Interface dataset entries
----------------
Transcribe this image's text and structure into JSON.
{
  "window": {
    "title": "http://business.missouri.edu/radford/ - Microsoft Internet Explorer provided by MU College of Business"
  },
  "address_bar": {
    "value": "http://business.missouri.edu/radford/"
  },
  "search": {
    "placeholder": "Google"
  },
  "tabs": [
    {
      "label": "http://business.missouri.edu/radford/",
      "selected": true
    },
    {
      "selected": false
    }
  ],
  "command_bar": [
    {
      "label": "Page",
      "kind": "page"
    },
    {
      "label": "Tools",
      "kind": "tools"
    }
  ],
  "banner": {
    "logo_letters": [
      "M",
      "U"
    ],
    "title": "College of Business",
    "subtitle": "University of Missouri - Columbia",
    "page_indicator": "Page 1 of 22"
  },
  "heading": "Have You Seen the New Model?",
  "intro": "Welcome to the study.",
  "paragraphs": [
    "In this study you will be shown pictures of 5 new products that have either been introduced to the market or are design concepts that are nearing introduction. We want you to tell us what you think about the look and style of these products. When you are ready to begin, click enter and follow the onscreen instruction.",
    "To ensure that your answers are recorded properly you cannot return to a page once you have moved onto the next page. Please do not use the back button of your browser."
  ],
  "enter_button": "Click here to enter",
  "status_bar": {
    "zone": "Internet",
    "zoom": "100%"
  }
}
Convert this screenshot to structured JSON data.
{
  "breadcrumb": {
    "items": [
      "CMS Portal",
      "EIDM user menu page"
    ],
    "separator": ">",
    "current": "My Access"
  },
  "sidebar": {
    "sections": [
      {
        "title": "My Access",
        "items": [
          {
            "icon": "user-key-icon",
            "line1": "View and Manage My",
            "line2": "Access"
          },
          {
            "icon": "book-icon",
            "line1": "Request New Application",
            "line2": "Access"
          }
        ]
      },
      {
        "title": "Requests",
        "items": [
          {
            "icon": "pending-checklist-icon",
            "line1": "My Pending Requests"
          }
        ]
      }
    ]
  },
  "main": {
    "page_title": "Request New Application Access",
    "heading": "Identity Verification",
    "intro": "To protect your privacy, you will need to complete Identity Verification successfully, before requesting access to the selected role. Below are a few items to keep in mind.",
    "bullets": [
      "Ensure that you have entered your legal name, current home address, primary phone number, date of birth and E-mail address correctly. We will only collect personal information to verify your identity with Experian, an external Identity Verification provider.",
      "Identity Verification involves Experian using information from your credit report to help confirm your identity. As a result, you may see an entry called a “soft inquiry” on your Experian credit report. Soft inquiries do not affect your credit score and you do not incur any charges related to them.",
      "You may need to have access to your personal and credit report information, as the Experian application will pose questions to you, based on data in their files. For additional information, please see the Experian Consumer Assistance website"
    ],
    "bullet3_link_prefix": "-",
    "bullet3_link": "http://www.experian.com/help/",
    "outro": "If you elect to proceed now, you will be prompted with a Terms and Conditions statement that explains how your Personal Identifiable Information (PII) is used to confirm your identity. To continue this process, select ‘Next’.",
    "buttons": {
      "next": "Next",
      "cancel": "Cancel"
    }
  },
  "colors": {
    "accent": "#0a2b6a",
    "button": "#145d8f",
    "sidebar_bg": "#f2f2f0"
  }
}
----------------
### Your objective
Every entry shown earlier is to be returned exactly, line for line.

### Result of the exercise
Transcribe this image's text and structure into JSON.
{
  "window": {
    "title": "http://business.missouri.edu/radford/ - Microsoft Internet Explorer provided by MU College of Business"
  },
  "address_bar": {
    "value": "http://business.missouri.edu/radford/"
  },
  "search": {
    "placeholder": "Google"
  },
  "tabs": [
    {
      "label": "http://business.missouri.edu/radford/",
      "selected": true
    },
    {
      "selected": false
    }
  ],
  "command_bar": [
    {
      "label": "Page",
      "kind": "page"
    },
    {
      "label": "Tools",
      "kind": "tools"
    }
  ],
  "banner": {
    "logo_letters": [
      "M",
      "U"
    ],
    "title": "College of Business",
    "subtitle": "University of Missouri - Columbia",
    "page_indicator": "Page 1 of 22"
  },
  "heading": "Have You Seen the New Model?",
  "intro": "Welcome to the study.",
  "paragraphs": [
    "In this study you will be shown pictures of 5 new products that have either been introduced to the market or are design concepts that are nearing introduction. We want you to tell us what you think about the look and style of these products. When you are ready to begin, click enter and follow the onscreen instruction.",
    "To ensure that your answers are recorded properly you cannot return to a page once you have moved onto the next page. Please do not use the back button of your browser."
  ],
  "enter_button": "Click here to enter",
  "status_bar": {
    "zone": "Internet",
    "zoom": "100%"
  }
}
Convert this screenshot to structured JSON data.
{
  "breadcrumb": {
    "items": [
      "CMS Portal",
      "EIDM user menu page"
    ],
    "separator": ">",
    "current": "My Access"
  },
  "sidebar": {
    "sections": [
      {
        "title": "My Access",
        "items": [
          {
            "icon": "user-key-icon",
            "line1": "View and Manage My",
            "line2": "Access"
          },
          {
            "icon": "book-icon",
            "line1": "Request New Application",
            "line2": "Access"
          }
        ]
      },
      {
        "title": "Requests",
        "items": [
          {
            "icon": "pending-checklist-icon",
            "line1": "My Pending Requests"
          }
        ]
      }
    ]
  },
  "main": {
    "page_title": "Request New Application Access",
    "heading": "Identity Verification",
    "intro": "To protect your privacy, you will need to complete Identity Verification successfully, before requesting access to the selected role. Below are a few items to keep in mind.",
    "bullets": [
      "Ensure that you have entered your legal name, current home address, primary phone number, date of birth and E-mail address correctly. We will only collect personal information to verify your identity with Experian, an external Identity Verification provider.",
      "Identity Verification involves Experian using information from your credit report to help confirm your identity. As a result, you may see an entry called a “soft inquiry” on your Experian credit report. Soft inquiries do not affect your credit score and you do not incur any charges related to them.",
      "You may need to have access to your personal and credit report information, as the Experian application will pose questions to you, based on data in their files. For additional information, please see the Experian Consumer Assistance website"
    ],
    "bullet3_link_prefix": "-",
    "bullet3_link": "http://www.experian.com/help/",
    "outro": "If you elect to proceed now, you will be prompted with a Terms and Conditions statement that explains how your Personal Identifiable Information (PII) is used to confirm your identity. To continue this process, select ‘Next’.",
    "buttons": {
      "next": "Next",
      "cancel": "Cancel"
    }
  },
  "colors": {
    "accent": "#0a2b6a",
    "button": "#145d8f",
    "sidebar_bg": "#f2f2f0"
  }
}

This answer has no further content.